Feeds

Google UK boss: Think of us as a newsagent

With schoolkids allowed in all the time?

Secure remote control for conventional and virtual desktops

The head of Google UK reassured MPs yesterday that the massive ad broker does not steal content from impoverished publishers, and should be thought of more as a kindly local newsagent with a massive server farm at the back of the shop.

Matt Brittin gave the Culture Media and Sport Select Committee the impression that he was distressed by descriptions of the search giant as a "parasite".

'I want to make one thing incredibly clear - we do not steal content," he said, according to The Telegraph.

He added that Google was simply using a snippet of publishers' content and was in return sending oodles of impressions their way.

"We are, if you like, a virtual newsagent," he said.

If anything, he said, Google was performing a public service, as in a physical newsagent, publishers often have to pay to have their publication in the shop.

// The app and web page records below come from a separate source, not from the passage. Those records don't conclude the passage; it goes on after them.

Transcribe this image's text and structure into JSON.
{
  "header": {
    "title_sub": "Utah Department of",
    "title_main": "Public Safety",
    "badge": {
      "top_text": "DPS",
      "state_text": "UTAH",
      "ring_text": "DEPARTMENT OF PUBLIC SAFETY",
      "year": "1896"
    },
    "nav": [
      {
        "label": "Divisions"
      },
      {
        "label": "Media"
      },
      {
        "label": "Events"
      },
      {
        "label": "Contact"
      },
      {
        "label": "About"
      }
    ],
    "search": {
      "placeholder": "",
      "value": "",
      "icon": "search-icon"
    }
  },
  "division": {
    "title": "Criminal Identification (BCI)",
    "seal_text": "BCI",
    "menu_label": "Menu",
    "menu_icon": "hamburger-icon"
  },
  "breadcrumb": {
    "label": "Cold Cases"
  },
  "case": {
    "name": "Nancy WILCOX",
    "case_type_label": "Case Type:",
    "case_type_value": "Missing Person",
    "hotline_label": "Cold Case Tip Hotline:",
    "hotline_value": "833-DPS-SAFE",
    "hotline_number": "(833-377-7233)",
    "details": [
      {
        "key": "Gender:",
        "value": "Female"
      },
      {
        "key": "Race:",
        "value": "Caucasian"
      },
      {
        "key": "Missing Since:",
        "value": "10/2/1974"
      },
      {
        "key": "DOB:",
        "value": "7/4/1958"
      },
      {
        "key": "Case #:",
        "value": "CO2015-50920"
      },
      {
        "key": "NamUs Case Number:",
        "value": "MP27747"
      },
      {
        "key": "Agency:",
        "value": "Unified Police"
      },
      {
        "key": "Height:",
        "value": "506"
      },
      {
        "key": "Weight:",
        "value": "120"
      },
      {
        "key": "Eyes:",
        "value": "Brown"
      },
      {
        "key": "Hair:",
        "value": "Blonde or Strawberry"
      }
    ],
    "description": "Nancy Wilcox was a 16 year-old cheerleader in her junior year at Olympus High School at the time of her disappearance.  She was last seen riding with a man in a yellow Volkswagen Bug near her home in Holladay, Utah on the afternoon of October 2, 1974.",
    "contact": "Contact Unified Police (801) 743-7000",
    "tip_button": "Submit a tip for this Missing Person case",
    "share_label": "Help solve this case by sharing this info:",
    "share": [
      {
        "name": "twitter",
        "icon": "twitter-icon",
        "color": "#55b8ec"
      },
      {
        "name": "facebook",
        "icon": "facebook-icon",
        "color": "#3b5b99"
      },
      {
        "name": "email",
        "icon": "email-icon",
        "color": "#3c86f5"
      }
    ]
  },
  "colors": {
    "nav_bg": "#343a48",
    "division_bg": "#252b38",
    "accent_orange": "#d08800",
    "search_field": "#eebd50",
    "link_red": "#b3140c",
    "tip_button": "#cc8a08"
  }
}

We like this image - of Eric, Larry and Sergy running a little corner shop, sort of like Ronnie Barker, David Jason and Nurse Gladys Emmanuel in an Open All Hours for the internet age.

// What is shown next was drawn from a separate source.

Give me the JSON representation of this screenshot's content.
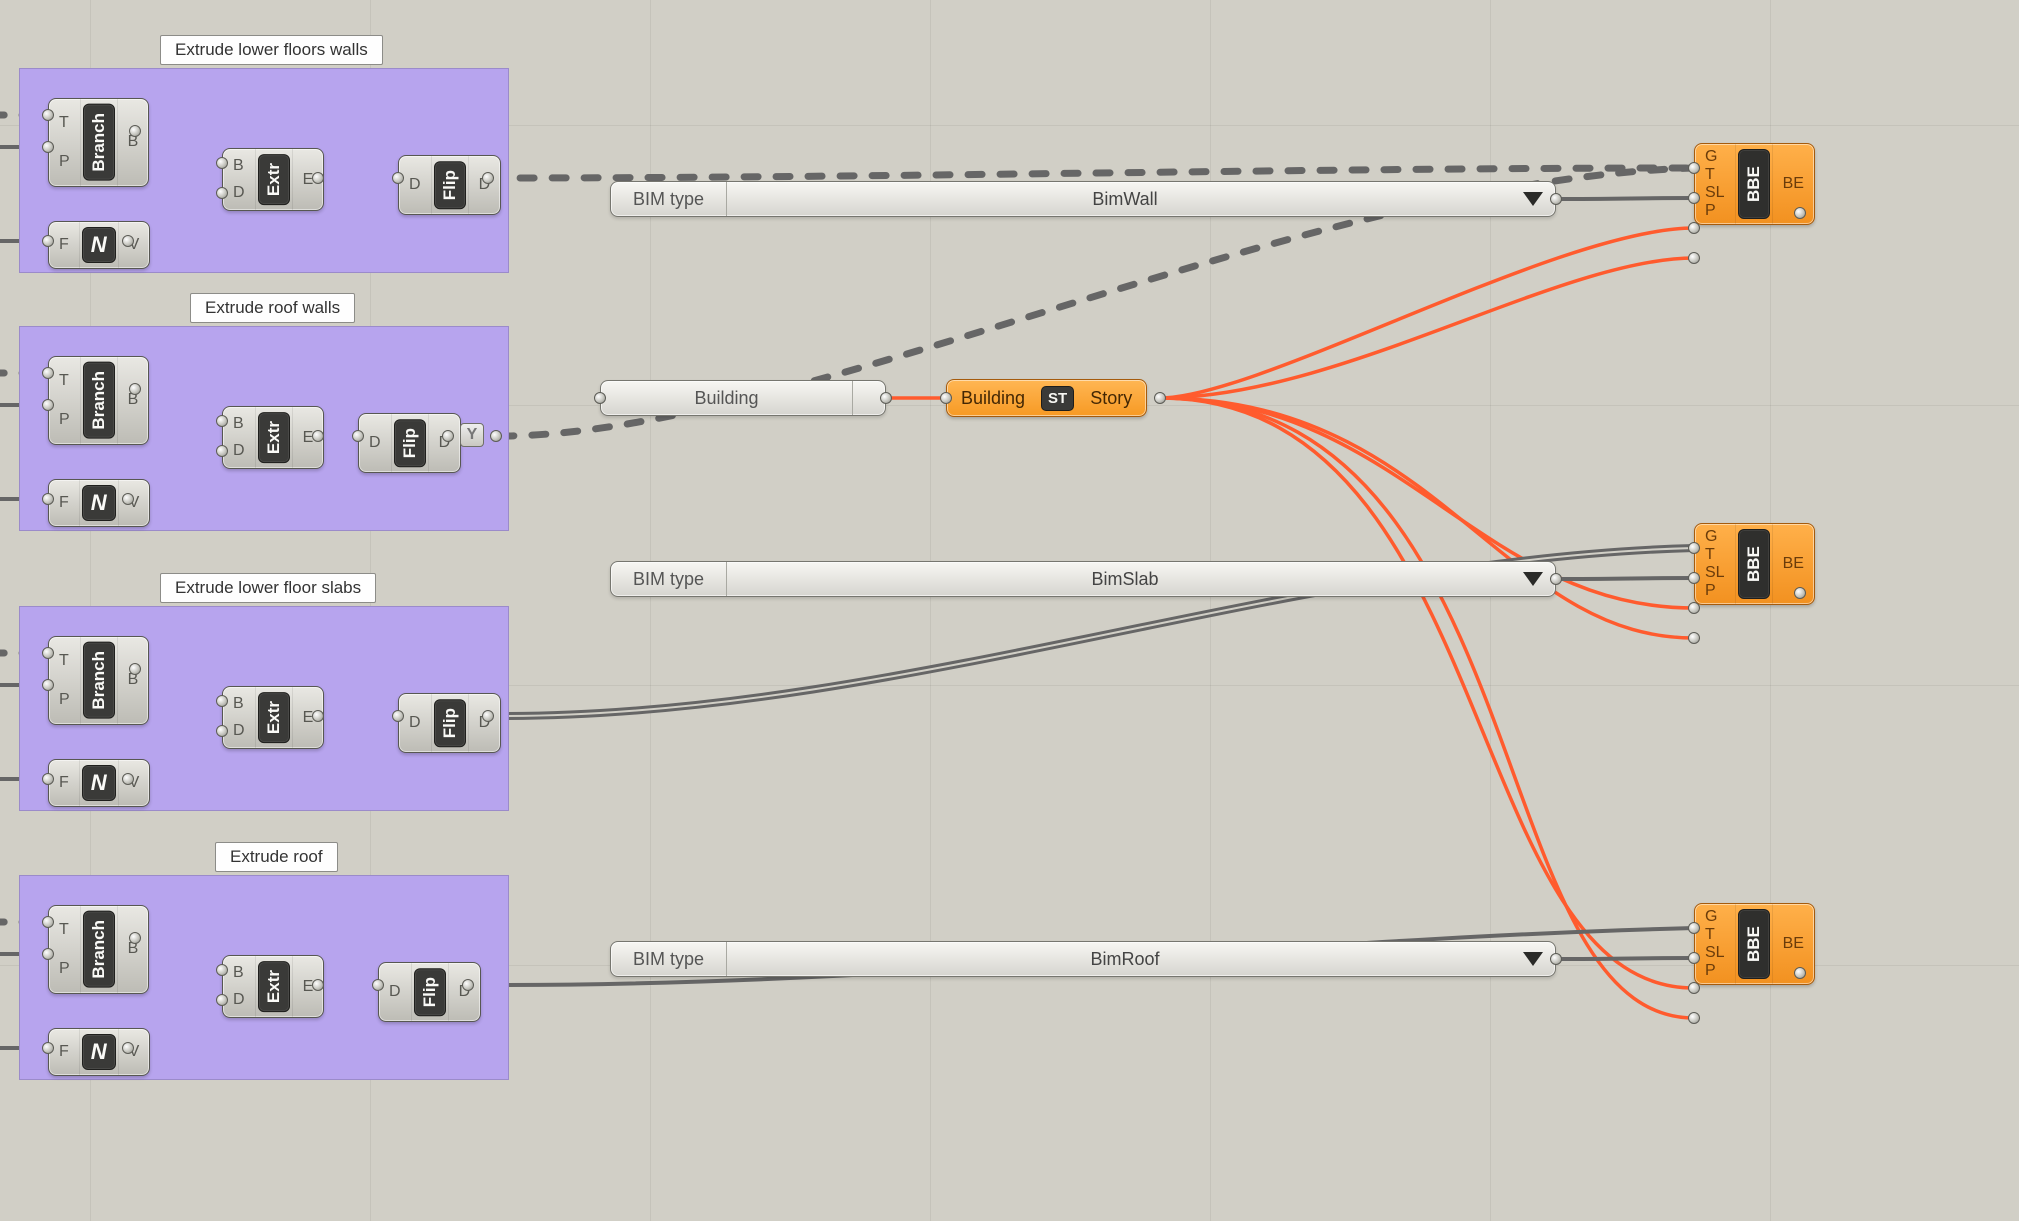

The difference is that Google doesn't face the prospect of paying for their deliveries of magazines and are totally disinterested in whether or not customers are simply skimming the choice/dirty bits of the papers before they put them back, then buy some sweets.

Brittin insisted there was a long term future for papers - including locals - as "you can flick through things, you can find things easily, it's a nice assortment of stories and content, including advertising that's relevant to you".

Whether local papers will survive Google's latest wheeze of getting into property sales advertising is quite another question.

Brittin also put paid to the idea that Google is somehow groaning with cash on the back of all those ads it places around the snippets of other people's stories it uses in its search results.

Overall growth had slowed down to zero earlier this year he said, and it was picking up now.

But he added, when it comes to news content: "We don't make money from this content in any great measure." ®

Secure remote control for conventional and virtual desktops

More from The Register

next story
Phones 4u slips into administration after EE cuts ties with Brit mobe retailer
More than 5,500 jobs could be axed if rescue mission fails
Apple CEO Tim Cook: TV is TERRIBLE and stuck in the 1970s
The iKing thinks telly is far too fiddly and ugly – basically, iTunes
Huawei ditches new Windows Phone mobe plans, blames poor sales
Giganto mobe firm slams door shut on Microsoft. OH DEAR
Phones 4u website DIES as wounded mobe retailer struggles to stay above water
Founder blames 'ruthless network partners' for implosion
Apple Pay is a tidy payday for Apple with 0.15% cut, sources say
Cupertino slurps 15 cents from every $100 purchase
Forget silly privacy worries - help biometrics firms make MILLIONS
Beancounter reckons dabs-scanning tech is the next big moneypit
Microsoft's Office Delve wants work to be more like being on Facebook
Office Graph, social features for Office 365 going public
prev story

Whitepapers

Secure remote control for conventional and virtual desktops
Balancing user privacy and privileged access, in accordance with compliance frameworks and legislation. Evaluating any potential remote control choice.
Saudi Petroleum chooses Tegile storage solution
A storage solution that addresses company growth and performance for business-critical applications of caseware archive and search along with other key operational systems.
High Performance for All
While HPC is not new, it has traditionally been seen as a specialist area – is it now geared up to meet more mainstream requirements?
Security for virtualized datacentres
Legacy security solutions are inefficient due to the architectural differences between physical and virtual environments.
Providing a secure and efficient Helpdesk
A single remote control platform for user support is be key to providing an efficient helpdesk. Retain full control over the way in which screen and keystroke data is transmitted.